> _TASK GOAL_
Whenever a line in the entries below contains the string "this", copy that line.

[App and web page records]
================================

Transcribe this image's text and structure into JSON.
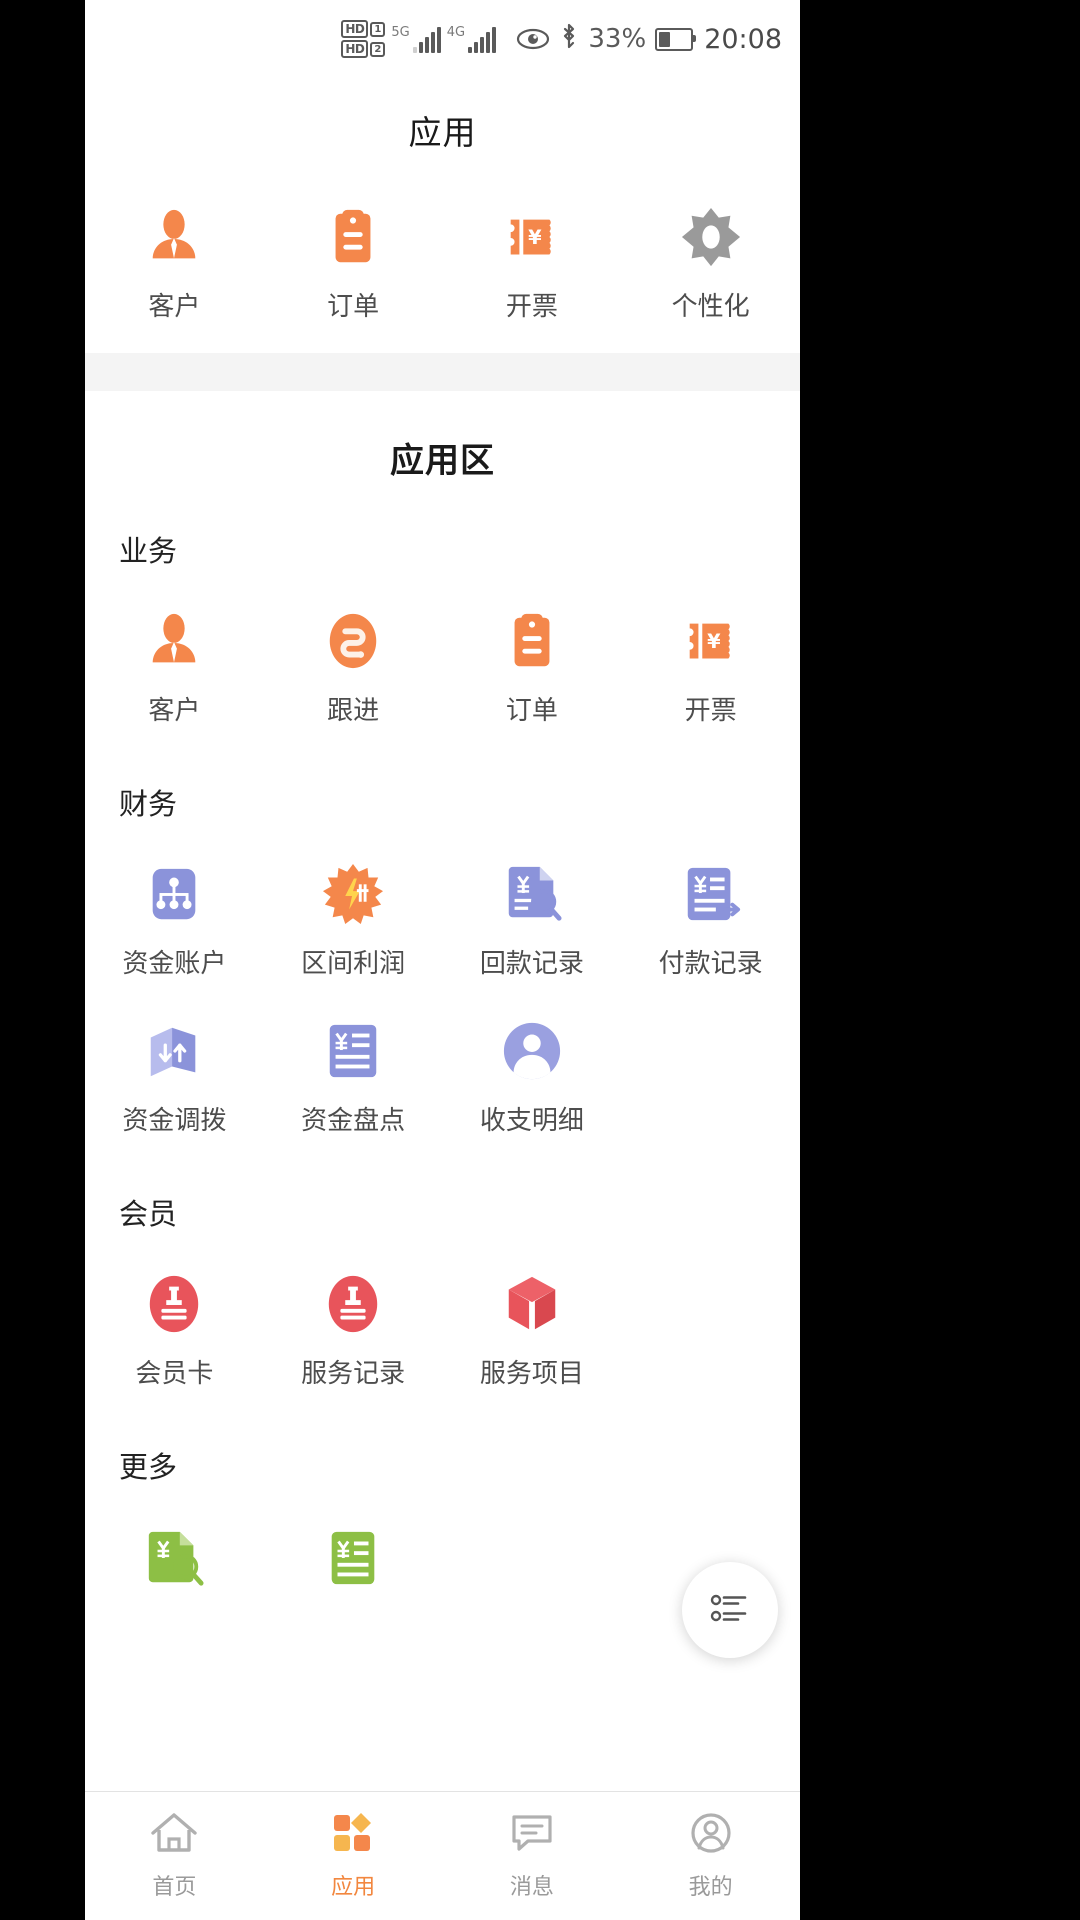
{
  "status_bar": {
    "hd1_label": "HD",
    "hd1_sim": "1",
    "hd2_label": "HD",
    "hd2_sim": "2",
    "network_1": "5G",
    "network_1_sub": "1)",
    "network_2": "4G",
    "eye_icon": "eye-icon",
    "bluetooth_icon": "bluetooth-icon",
    "battery_percent": "33%",
    "battery_level": 33,
    "time": "20:08"
  },
  "header": {
    "title": "应用"
  },
  "favorites": {
    "items": [
      {
        "label": "客户",
        "icon": "customer-icon",
        "color": "#f4874b"
      },
      {
        "label": "订单",
        "icon": "clipboard-icon",
        "color": "#f4874b"
      },
      {
        "label": "开票",
        "icon": "invoice-ticket-icon",
        "color": "#f4874b"
      },
      {
        "label": "个性化",
        "icon": "gear-icon",
        "color": "#9a9a9a"
      }
    ]
  },
  "app_zone": {
    "title": "应用区",
    "groups": [
      {
        "title": "业务",
        "items": [
          {
            "label": "客户",
            "icon": "customer-icon",
            "color": "#f4874b"
          },
          {
            "label": "跟进",
            "icon": "follow-up-icon",
            "color": "#f4874b"
          },
          {
            "label": "订单",
            "icon": "clipboard-icon",
            "color": "#f4874b"
          },
          {
            "label": "开票",
            "icon": "invoice-ticket-icon",
            "color": "#f4874b"
          }
        ]
      },
      {
        "title": "财务",
        "items": [
          {
            "label": "资金账户",
            "icon": "account-tree-icon",
            "color": "#8b93da"
          },
          {
            "label": "区间利润",
            "icon": "profit-burst-icon",
            "color": "#f4874b"
          },
          {
            "label": "回款记录",
            "icon": "payment-received-icon",
            "color": "#8b93da"
          },
          {
            "label": "付款记录",
            "icon": "payment-made-icon",
            "color": "#8b93da"
          },
          {
            "label": "资金调拨",
            "icon": "fund-transfer-icon",
            "color": "#8b93da"
          },
          {
            "label": "资金盘点",
            "icon": "fund-check-icon",
            "color": "#8b93da"
          },
          {
            "label": "收支明细",
            "icon": "income-expense-icon",
            "color": "#8b93da"
          }
        ]
      },
      {
        "title": "会员",
        "items": [
          {
            "label": "会员卡",
            "icon": "member-card-icon",
            "color": "#e8545b"
          },
          {
            "label": "服务记录",
            "icon": "service-record-icon",
            "color": "#e8545b"
          },
          {
            "label": "服务项目",
            "icon": "service-item-box-icon",
            "color": "#e8545b"
          }
        ]
      },
      {
        "title": "更多",
        "items": [
          {
            "label": "",
            "icon": "more-invoice-icon",
            "color": "#8dbf45"
          },
          {
            "label": "",
            "icon": "more-list-icon",
            "color": "#8dbf45"
          }
        ]
      }
    ]
  },
  "fab": {
    "icon": "list-menu-icon"
  },
  "bottom_nav": {
    "items": [
      {
        "label": "首页",
        "icon": "home-icon",
        "active": false
      },
      {
        "label": "应用",
        "icon": "apps-grid-icon",
        "active": true
      },
      {
        "label": "消息",
        "icon": "message-icon",
        "active": false
      },
      {
        "label": "我的",
        "icon": "profile-icon",
        "active": false
      }
    ]
  }
}
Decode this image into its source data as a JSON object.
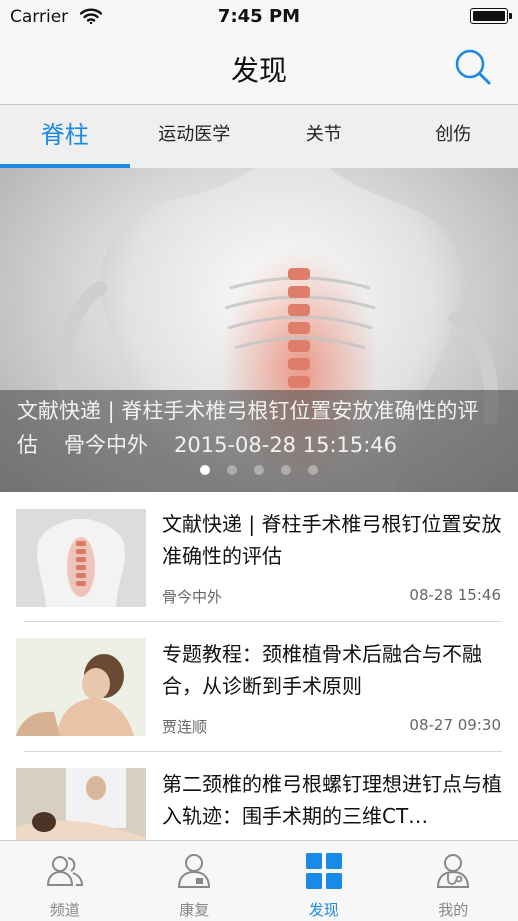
{
  "status_bar": {
    "carrier": "Carrier",
    "time": "7:45 PM"
  },
  "nav": {
    "title": "发现"
  },
  "category_tabs": [
    {
      "label": "脊柱"
    },
    {
      "label": "运动医学"
    },
    {
      "label": "关节"
    },
    {
      "label": "创伤"
    }
  ],
  "banner": {
    "title": "文献快递 | 脊柱手术椎弓根钉位置安放准确性的评估",
    "source": "骨今中外",
    "datetime": "2015-08-28 15:15:46",
    "page_count": 5,
    "current_page": 1
  },
  "articles": [
    {
      "title": "文献快递 | 脊柱手术椎弓根钉位置安放准确性的评估",
      "source": "骨今中外",
      "time": "08-28 15:46"
    },
    {
      "title": "专题教程：颈椎植骨术后融合与不融合，从诊断到手术原则",
      "source": "贾连顺",
      "time": "08-27 09:30"
    },
    {
      "title": "第二颈椎的椎弓根螺钉理想进钉点与植入轨迹：围手术期的三维CT…",
      "source": "",
      "time": ""
    }
  ],
  "tabbar": [
    {
      "label": "频道",
      "icon": "people-icon"
    },
    {
      "label": "康复",
      "icon": "doctor-icon"
    },
    {
      "label": "发现",
      "icon": "grid-icon"
    },
    {
      "label": "我的",
      "icon": "stethoscope-person-icon"
    }
  ],
  "colors": {
    "accent": "#1a8ae6",
    "nav_background": "#f7f7f7"
  }
}
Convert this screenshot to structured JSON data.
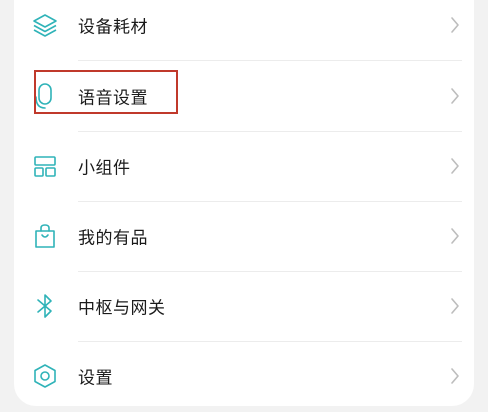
{
  "menu": {
    "items": [
      {
        "label": "设备耗材",
        "icon": "layers-icon"
      },
      {
        "label": "语音设置",
        "icon": "microphone-icon"
      },
      {
        "label": "小组件",
        "icon": "widgets-icon"
      },
      {
        "label": "我的有品",
        "icon": "shopping-bag-icon"
      },
      {
        "label": "中枢与网关",
        "icon": "bluetooth-icon"
      },
      {
        "label": "设置",
        "icon": "settings-hexagon-icon"
      }
    ]
  },
  "colors": {
    "icon_accent": "#2fb3b8",
    "chevron": "#bdbdbd",
    "highlight_border": "#c0392b",
    "text": "#1a1a1a"
  },
  "highlighted_item": "语音设置"
}
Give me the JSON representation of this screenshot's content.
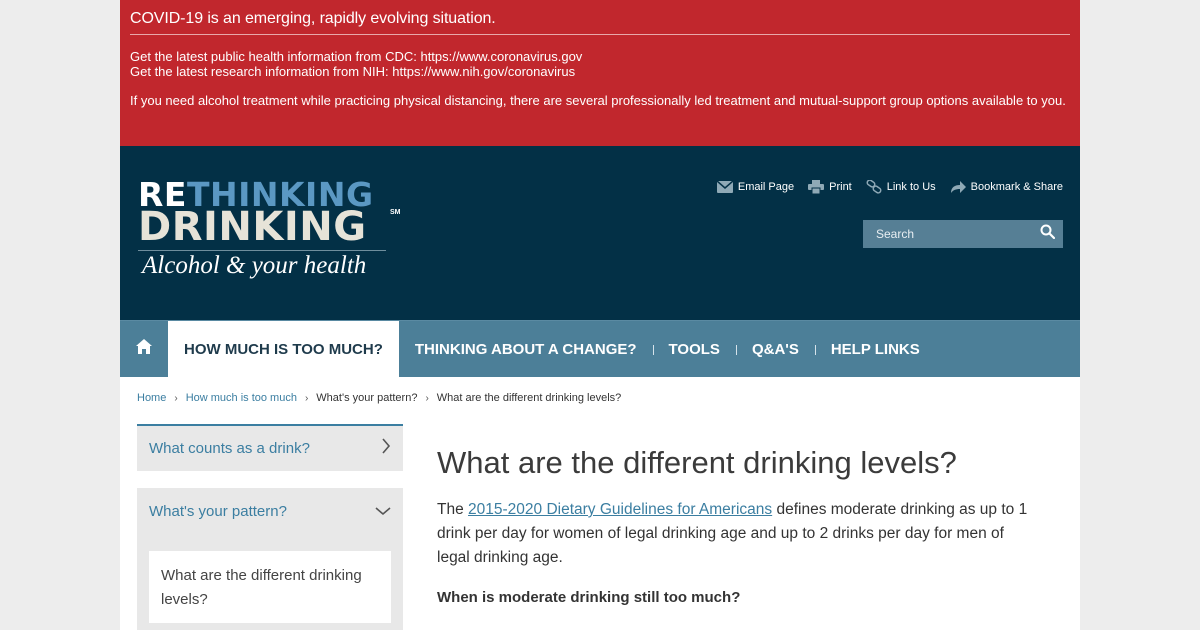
{
  "alert": {
    "title": "COVID-19 is an emerging, rapidly evolving situation.",
    "cdc": "Get the latest public health information from CDC: https://www.coronavirus.gov",
    "nih": "Get the latest research information from NIH: https://www.nih.gov/coronavirus",
    "note": "If you need alcohol treatment while practicing physical distancing, there are several professionally led treatment and mutual-support group options available to you."
  },
  "logo": {
    "re": "RE",
    "thinking": "THINKING",
    "drinking": "DRINKING",
    "sm": "SM",
    "tagline": "Alcohol & your health"
  },
  "utility": {
    "email": "Email Page",
    "print": "Print",
    "link": "Link to Us",
    "bookmark": "Bookmark & Share"
  },
  "search": {
    "placeholder": "Search"
  },
  "nav": {
    "items": [
      {
        "label": "HOW MUCH IS TOO MUCH?"
      },
      {
        "label": "THINKING ABOUT A CHANGE?"
      },
      {
        "label": "TOOLS"
      },
      {
        "label": "Q&A'S"
      },
      {
        "label": "HELP LINKS"
      }
    ]
  },
  "breadcrumb": {
    "items": [
      "Home",
      "How much is too much",
      "What's your pattern?",
      "What are the different drinking levels?"
    ]
  },
  "sidebar": {
    "item1": "What counts as a drink?",
    "item2": "What's your pattern?",
    "sub1": "What are the different drinking levels?"
  },
  "main": {
    "title": "What are the different drinking levels?",
    "p_start": "The ",
    "p_link": "2015-2020 Dietary Guidelines for Americans",
    "p_end": " defines moderate drinking as up to 1 drink per day for women of legal drinking age and up to 2 drinks per day for men of legal drinking age.",
    "question": "When is moderate drinking still too much?"
  },
  "colors": {
    "alert": "#c1272d",
    "header": "#033046",
    "nav": "#4c7f98",
    "link": "#3b7ea1"
  }
}
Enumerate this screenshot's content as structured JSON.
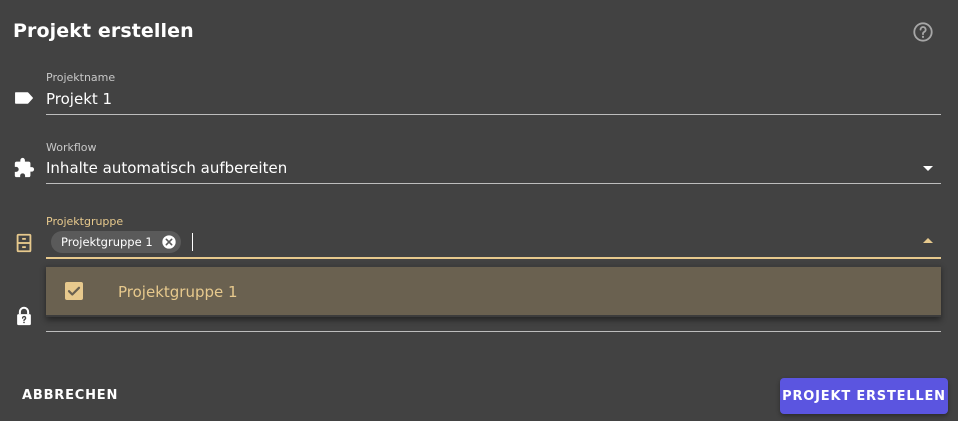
{
  "dialog": {
    "title": "Projekt erstellen"
  },
  "fields": {
    "project_name": {
      "label": "Projektname",
      "value": "Projekt 1",
      "icon": "label-icon"
    },
    "workflow": {
      "label": "Workflow",
      "value": "Inhalte automatisch aufbereiten",
      "icon": "puzzle-icon"
    },
    "project_group": {
      "label": "Projektgruppe",
      "chips": [
        "Projektgruppe 1"
      ],
      "icon": "archive-icon",
      "dropdown_open": true
    },
    "access": {
      "icon": "lock-icon"
    }
  },
  "dropdown": {
    "options": [
      {
        "label": "Projektgruppe 1",
        "checked": true
      }
    ]
  },
  "actions": {
    "cancel_label": "ABBRECHEN",
    "create_label": "PROJEKT ERSTELLEN"
  },
  "colors": {
    "background": "#424242",
    "accent": "#e7c98d",
    "primary_button": "#5b55e0",
    "selected_option": "#6a6150"
  }
}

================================

> _EXERCISE ANSWER_
Transcribe this image's text and structure into JSON.
Decode this image into its source data as a JSON object.
Convert this screenshot to structured JSON data.
Give me the JSON representation of this screenshot's content.
Enumerate this screenshot's content as structured JSON.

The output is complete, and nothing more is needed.